Still, I think that I would prefer to face a giant subterranean people-eating worm with nothing but a slingshot than a congregation of armed Baptists. I mean, we preachers know that we face the possibility of criticism but to know that we are facing the possibility of confrontation with an angry and gun-toting church member raises the stakes considerably.

I might be forced to change my ways. I would hate to have to get my own gun license so that I could go into the pulpit Bible in hand, gun in pocket (to reverse the phrasing of the title of Ross Phares’ excellent book on frontier religion). I would hate to be put in a position where I might end up going down in history as another J. Frank Norris, that (in)famous fundamentalist who shot and killed an unarmed man in his study at First Baptist Church in Fort Worth in 1926 (he was acquitted of murder).

Such a situation would also have liturgical implications. I might have to select my benediction depending on how I perceive the sermon to have gone.

One Sunday I might pray, “The Lord bless you and keep you: the Lord make his face shine upon you, and be gracious to you; the Lord lift up his countenance upon you, and give you peace.”

But on another Sunday the benediction might be: “Go ahead--make my day!”

Oh my.


Drew Hill said...

Great post. I'm with you, Mike. Bring on the people-eating worms, but don't bring armed Baptists to a committee meeting.

Seriously, this issue makes me think of Jesus directing Peter to put down his sword. I can understand having security guards, but that's as far as I go, and only then when absolutely necessary.

Dana Clark Felty said...

I'm a religion reporter in Savannah--how is it that I too was talking about "Tremors" with someone the other day???

Love the column! Hope it's okay if I post a link on my recent blog about guns in church.

Michael Ruffin said...


Amen to no guns at committee meetings, brother.

There is a fine line to be walked here regarding security. We want our worshipers to be safe. But it sure doesn't seem in tune with the spirit and example of Jesus to have guns around the church.


Thanks for visiting and commenting. Links are always welcomed. Maybe we should write an article about the theology of Tremors--if there is any!

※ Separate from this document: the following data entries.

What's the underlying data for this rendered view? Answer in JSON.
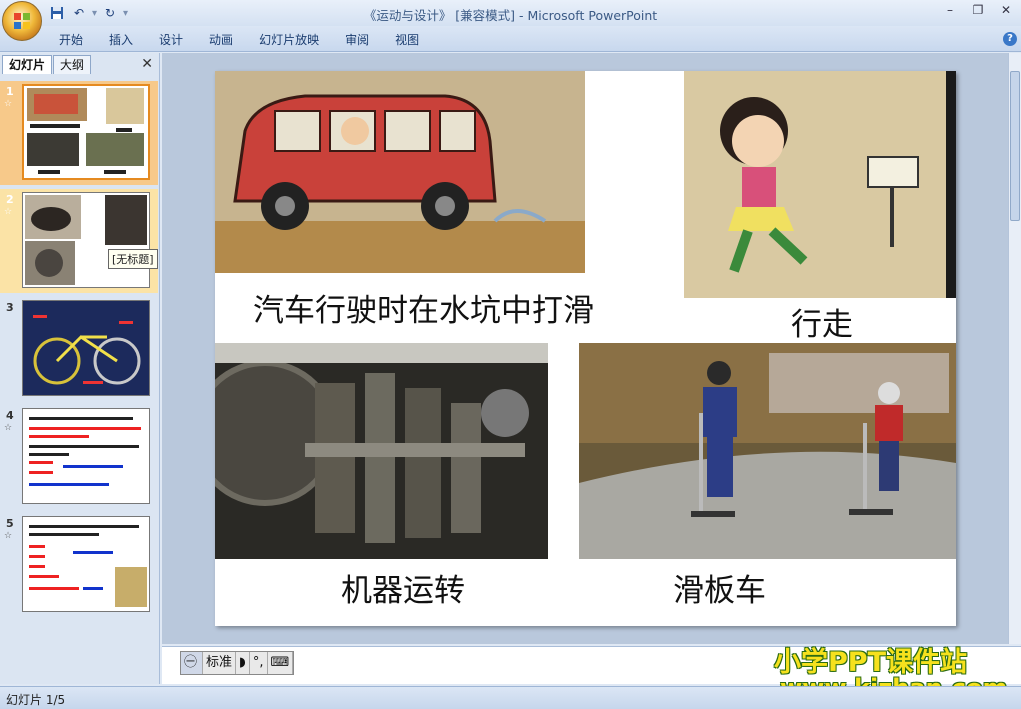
{
  "window": {
    "title": "《运动与设计》 [兼容模式] - Microsoft PowerPoint"
  },
  "quick_access": {
    "save_icon": "save-icon",
    "undo_icon": "undo-icon",
    "redo_icon": "redo-icon"
  },
  "ribbon": {
    "tabs": [
      "开始",
      "插入",
      "设计",
      "动画",
      "幻灯片放映",
      "审阅",
      "视图"
    ]
  },
  "panel": {
    "tabs": [
      "幻灯片",
      "大纲"
    ],
    "close": "✕"
  },
  "thumbnails": [
    {
      "num": "1"
    },
    {
      "num": "2"
    },
    {
      "num": "3"
    },
    {
      "num": "4"
    },
    {
      "num": "5"
    }
  ],
  "tooltip": "[无标题]",
  "slide": {
    "captions": {
      "car": "汽车行驶时在水坑中打滑",
      "walk": "行走",
      "machine": "机器运转",
      "scooter": "滑板车"
    }
  },
  "ime": {
    "mode": "标准"
  },
  "watermark": {
    "line1": "小学PPT课件站",
    "line2": "www.kjzhan.com"
  },
  "status": {
    "slide_counter": "幻灯片 1/5"
  }
}
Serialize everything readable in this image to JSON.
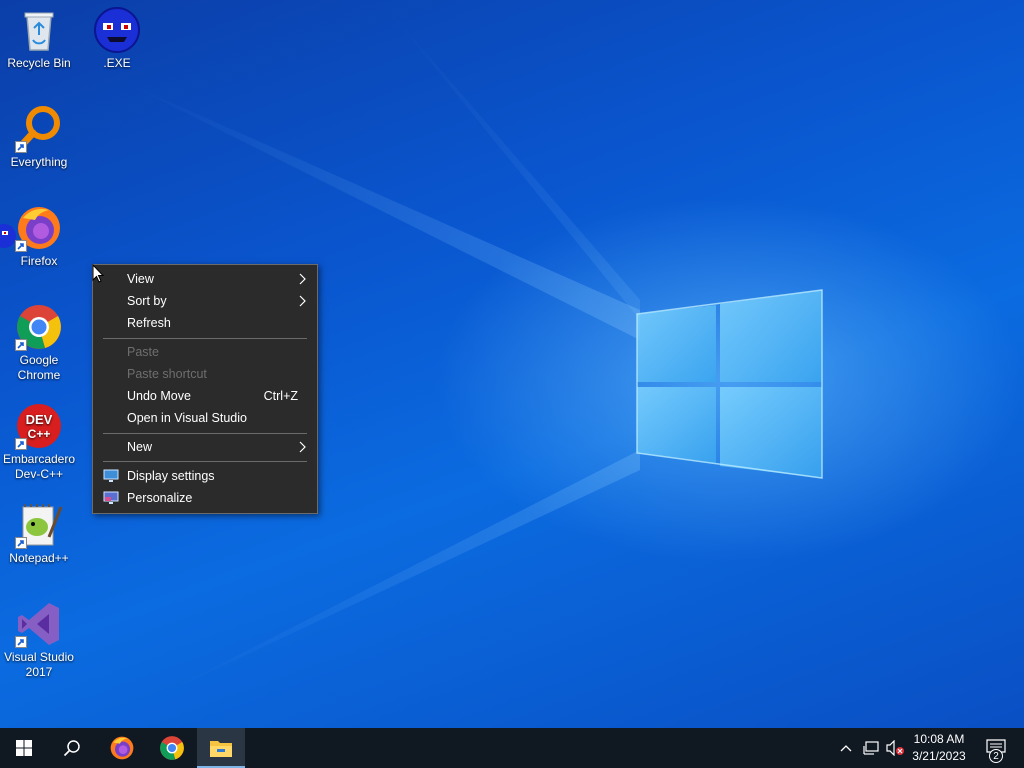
{
  "desktop": {
    "icons": [
      {
        "label": "Recycle Bin"
      },
      {
        "label": ".EXE"
      },
      {
        "label": "Everything"
      },
      {
        "label": "Firefox"
      },
      {
        "label": "Google Chrome"
      },
      {
        "label": "Embarcadero Dev-C++"
      },
      {
        "label": "Notepad++"
      },
      {
        "label": "Visual Studio 2017"
      }
    ]
  },
  "context_menu": {
    "view": "View",
    "sort_by": "Sort by",
    "refresh": "Refresh",
    "paste": "Paste",
    "paste_shortcut": "Paste shortcut",
    "undo_move": "Undo Move",
    "undo_move_shortcut": "Ctrl+Z",
    "open_in_visual_studio": "Open in Visual Studio",
    "new": "New",
    "display_settings": "Display settings",
    "personalize": "Personalize"
  },
  "taskbar": {
    "clock_time": "10:08 AM",
    "clock_date": "3/21/2023",
    "notification_count": "2"
  },
  "colors": {
    "menu_bg": "#2b2b2b",
    "taskbar_bg": "#101822",
    "desktop_blue": "#0a56cf"
  }
}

The Beast said...

Although the topic of this post addresses a serious concern, I found myself laughing out loud as I read your insight.

And if you want to start a separate blog on the greatest Kevin Bacon movie of all time, count me in. Probably 10% of my vernacular comes from Tremors quotes, including "Run?! Running is not a plan, running is what you do when a plan fails."

Scott Parrish said...

Well done! I read about you today in the Augusta Chronicle. I'm here in Augusta at Trnity on the Hill as a mission pastor and on campus at ASU with Wesley Foundation. We need to catch up sometime as I'm a 1990 grad of SBTS. Find my mission ramblings, including this blog today, at